"We believe the last time we removed a member who hadn’t been disbarred was 1904," Susan DeSantis, an association spokesperson told NBC News. "We have had our current bylaws that set up the process for removing a member since the 1970s, and we have never used them to remove an attorney who hadn’t already been disbarred."

Acting Homeland Security Secretary Chad Wolf resigns

Department of Homeland Security Acting Secretary Chad Wolf, speaks during a news conference to address the protests in Portland, Ore., on July 21, 2020, in Washington.Manuel Balce Ceneta / AP file

Acting Homeland Security Secretary Chad Wolf on Monday became the latest Cabinet official to step down following last week's deadly riot at the U.S. Capitol.

"Unfortunately, this action is warranted by recent events, including the ongoing and meritless court rulings regarding the validity of my authority as Acting Secretary," Wolf in a letter to staff obtained by NBC News. "These events and concerns increasingly serve to divert attention and resources away from the important work of the Department in this critical time of a transition of power."

Wolf said his resignation will become effective at midnight. Pete Gaynor, the FEMA administrator, will take over as the acting secretary.

The mob attack in Washington as Congress was confirming President-elect Joe Biden's win resulted in the death of five people, including a Capitol police officer. His announcement follows the resignations of other Cabinet officials, including Transportation Secretary Elaine Chao and Education Secretary Betsy DeVos, who both cited President Donald Trump’s role in egging on the rioters. Wolf did not specifically cite the riots in his explanation for leaving, but he issued a strong statement on Thursday condemning the rioters.

Read the story.

Republican AG group exec resigns after robocalls urged march on Capitol

The executive director of the Republican Attorneys General Association has resigned over robocalls that an arm of the group made encouraging people to march to the U.S. Capitol the day before the building was stormed by a pro-Trump mob.
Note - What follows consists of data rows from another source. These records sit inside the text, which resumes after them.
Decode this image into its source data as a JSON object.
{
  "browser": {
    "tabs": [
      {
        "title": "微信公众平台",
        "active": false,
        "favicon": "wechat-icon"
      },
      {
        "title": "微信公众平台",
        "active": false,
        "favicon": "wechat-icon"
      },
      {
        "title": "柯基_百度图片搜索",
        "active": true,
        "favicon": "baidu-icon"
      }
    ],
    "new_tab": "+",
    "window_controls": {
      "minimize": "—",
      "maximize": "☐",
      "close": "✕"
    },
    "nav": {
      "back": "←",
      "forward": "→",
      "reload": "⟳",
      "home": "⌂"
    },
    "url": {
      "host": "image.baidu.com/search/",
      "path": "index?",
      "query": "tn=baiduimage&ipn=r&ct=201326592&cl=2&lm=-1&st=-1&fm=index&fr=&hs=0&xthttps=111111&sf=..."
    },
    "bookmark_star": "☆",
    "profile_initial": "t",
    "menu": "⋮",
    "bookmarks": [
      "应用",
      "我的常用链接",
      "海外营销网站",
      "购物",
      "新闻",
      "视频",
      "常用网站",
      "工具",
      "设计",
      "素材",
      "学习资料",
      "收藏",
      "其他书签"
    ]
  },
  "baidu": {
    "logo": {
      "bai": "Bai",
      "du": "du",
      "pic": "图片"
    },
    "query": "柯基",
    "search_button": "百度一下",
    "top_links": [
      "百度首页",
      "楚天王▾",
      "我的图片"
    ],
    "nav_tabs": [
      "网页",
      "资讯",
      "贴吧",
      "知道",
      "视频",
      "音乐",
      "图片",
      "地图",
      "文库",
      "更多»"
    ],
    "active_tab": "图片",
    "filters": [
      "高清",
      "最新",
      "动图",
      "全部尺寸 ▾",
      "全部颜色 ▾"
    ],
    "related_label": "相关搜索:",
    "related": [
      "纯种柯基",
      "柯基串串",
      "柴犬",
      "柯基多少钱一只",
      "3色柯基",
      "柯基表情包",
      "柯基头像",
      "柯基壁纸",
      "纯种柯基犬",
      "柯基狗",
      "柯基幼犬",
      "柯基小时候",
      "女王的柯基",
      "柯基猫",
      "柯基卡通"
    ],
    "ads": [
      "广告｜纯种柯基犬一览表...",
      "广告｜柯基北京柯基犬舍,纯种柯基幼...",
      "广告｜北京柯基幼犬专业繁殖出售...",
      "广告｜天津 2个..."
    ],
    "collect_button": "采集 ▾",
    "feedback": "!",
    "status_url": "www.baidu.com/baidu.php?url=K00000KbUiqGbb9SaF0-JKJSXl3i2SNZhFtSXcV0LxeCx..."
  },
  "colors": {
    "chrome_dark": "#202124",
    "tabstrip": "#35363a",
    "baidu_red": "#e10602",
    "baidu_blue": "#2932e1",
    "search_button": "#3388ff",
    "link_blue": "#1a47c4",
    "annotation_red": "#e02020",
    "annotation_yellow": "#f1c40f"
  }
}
“At 1 p.m., we will march to the Capitol building and call on Congress to stop the steal,” said the voice on the recording, which was obtained by NBC News.

The voluntary resignation of Adam Piper, who was also executive director of the Rule of Law Defense Fund, RAGA's fundraising arm, was accepted on Monday, the group said. 

Piper stepped down after Alabama Attorney General Steve Marshall, the group's policy chairman, said the calls had been sent out without his knowledge. 

In a statement Monday, Marshall said, “Every decision Adam made on behalf of RLDF was with the best of intentions and with the organization’s best interests in mind.”

Piper said in a statement released through the organization, “Serving Republican attorneys general has been the honor of a lifetime and honestly a dream job.” 

Read the story.